The original action was filed by Anthony Gooch against Life Investors Insurance Company and its parent company. The suit alleged breach of contract when Life Investors began interpreting the “actual charges” provision of its cancer-insurance policy to mean the charges that medical providers accept as full payment from the primary insurer and the insured. Gooch claimed that the policy entitles him to be paid the higher “list prices” that appears on the hospital bills before the primary insurer negotiates a lower rate.
On the same day that the district court certified Gooch’s class, the Arkansas Supreme Court issued final approval of a nearly identical class action. The Sixth Circuit determined that the Runyan settlement carried a preclusive effect under state law and complied with the federal due process requirements for Full Faith and Credit. The Sixth Circuit clarified that when a state and federal case percolate “simultaneously…the first forum to dispose of the case” is the forum whose “judgment…is binding on the parties.”
The Court further held that while many members of Gooch’s class had settled their claims pursuant to the Runyan settlement, Gooch may still be able to represent those class members who have certifiable claims, dismissing objections raised by Life Investors regarding Gooch’s proposed conflicts of interests and credibility issues undermined the adequacy of representation. The Sixth Circuit likewise rejected Life Investor’s argument that Wal-Mart Stores, Inc. v. Dukes, 131 S. Ct. 2541 (2011) prohibits certification when a monetary damage award is sought. Instead, the Court clarified that declaratory relief is appropriate when it constitutes a separable and distinct type of relief that will resolve an issue common to all class members: “what matters to a class certification… [is] the capacity of a class wide proceeding to generate common answers apt to drive the resolution of the litigation.” In this case, Rule 23(b)(2) certification was appropriate under Wal-Mart because a declaratory judgment, which was sought independently from monetary relief, could apply a uniform interpretation of the contract term “actual charges” that would govern each member of the class.

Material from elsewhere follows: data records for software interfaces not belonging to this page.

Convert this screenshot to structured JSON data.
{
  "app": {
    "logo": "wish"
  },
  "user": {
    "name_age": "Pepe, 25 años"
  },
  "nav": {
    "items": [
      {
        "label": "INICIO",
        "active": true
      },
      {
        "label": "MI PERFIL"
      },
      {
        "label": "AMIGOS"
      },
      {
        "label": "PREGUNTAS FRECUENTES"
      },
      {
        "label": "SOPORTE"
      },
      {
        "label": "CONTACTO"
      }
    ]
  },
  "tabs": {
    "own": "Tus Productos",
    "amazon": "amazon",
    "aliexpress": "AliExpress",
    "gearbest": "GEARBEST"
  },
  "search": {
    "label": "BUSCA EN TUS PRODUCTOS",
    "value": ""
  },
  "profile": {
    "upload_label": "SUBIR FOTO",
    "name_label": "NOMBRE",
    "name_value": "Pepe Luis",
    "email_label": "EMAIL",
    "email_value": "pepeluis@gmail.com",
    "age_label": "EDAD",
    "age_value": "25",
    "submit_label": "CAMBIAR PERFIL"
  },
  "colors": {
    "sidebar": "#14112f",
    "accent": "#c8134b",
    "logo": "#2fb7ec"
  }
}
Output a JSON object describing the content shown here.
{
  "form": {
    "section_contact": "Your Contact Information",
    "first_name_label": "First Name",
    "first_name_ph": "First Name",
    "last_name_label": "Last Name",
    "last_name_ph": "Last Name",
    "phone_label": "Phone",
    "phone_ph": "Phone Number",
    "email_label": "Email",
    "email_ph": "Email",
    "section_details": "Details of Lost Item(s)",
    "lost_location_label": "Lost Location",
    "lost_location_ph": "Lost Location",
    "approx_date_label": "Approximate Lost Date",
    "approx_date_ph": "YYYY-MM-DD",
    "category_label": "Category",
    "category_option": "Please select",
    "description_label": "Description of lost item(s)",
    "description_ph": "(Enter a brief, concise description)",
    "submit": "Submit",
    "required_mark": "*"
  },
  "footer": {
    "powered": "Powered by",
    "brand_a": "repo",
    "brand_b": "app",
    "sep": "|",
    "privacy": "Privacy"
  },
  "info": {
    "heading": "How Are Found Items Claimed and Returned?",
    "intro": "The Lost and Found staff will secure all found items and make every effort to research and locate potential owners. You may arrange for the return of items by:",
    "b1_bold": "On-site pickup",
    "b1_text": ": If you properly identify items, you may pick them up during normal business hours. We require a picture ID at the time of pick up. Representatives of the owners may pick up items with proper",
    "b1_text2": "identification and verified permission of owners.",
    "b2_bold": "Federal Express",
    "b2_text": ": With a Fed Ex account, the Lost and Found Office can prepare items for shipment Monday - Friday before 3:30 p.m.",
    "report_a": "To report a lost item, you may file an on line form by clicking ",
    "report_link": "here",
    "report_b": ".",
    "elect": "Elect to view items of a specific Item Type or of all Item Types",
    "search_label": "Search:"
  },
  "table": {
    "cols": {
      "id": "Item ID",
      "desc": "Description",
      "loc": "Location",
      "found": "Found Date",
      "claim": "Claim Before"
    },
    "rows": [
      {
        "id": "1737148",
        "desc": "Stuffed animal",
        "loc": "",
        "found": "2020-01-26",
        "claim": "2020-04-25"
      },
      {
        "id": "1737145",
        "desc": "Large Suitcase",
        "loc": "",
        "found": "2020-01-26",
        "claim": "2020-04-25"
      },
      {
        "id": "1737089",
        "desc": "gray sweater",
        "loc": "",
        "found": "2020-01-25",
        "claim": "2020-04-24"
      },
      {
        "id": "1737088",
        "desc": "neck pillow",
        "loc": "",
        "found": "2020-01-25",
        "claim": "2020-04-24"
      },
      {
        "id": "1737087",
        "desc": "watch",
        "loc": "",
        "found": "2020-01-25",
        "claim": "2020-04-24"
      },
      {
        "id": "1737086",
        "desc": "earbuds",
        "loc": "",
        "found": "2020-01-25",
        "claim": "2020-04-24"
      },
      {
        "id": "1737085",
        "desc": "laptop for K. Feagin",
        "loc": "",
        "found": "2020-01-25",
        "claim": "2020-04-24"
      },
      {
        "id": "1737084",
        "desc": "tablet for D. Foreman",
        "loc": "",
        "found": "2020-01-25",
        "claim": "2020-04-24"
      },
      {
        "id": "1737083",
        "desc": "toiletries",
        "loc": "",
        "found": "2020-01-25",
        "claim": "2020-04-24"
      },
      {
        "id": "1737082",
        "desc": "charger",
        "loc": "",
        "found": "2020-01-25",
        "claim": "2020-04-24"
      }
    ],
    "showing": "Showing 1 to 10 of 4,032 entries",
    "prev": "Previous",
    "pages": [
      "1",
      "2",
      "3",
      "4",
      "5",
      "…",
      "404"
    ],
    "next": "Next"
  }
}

This decision represents one of the Sixth Circuit’s first interpretations of Wal-Mart, and it addresses a number of issues that can arise in class certification.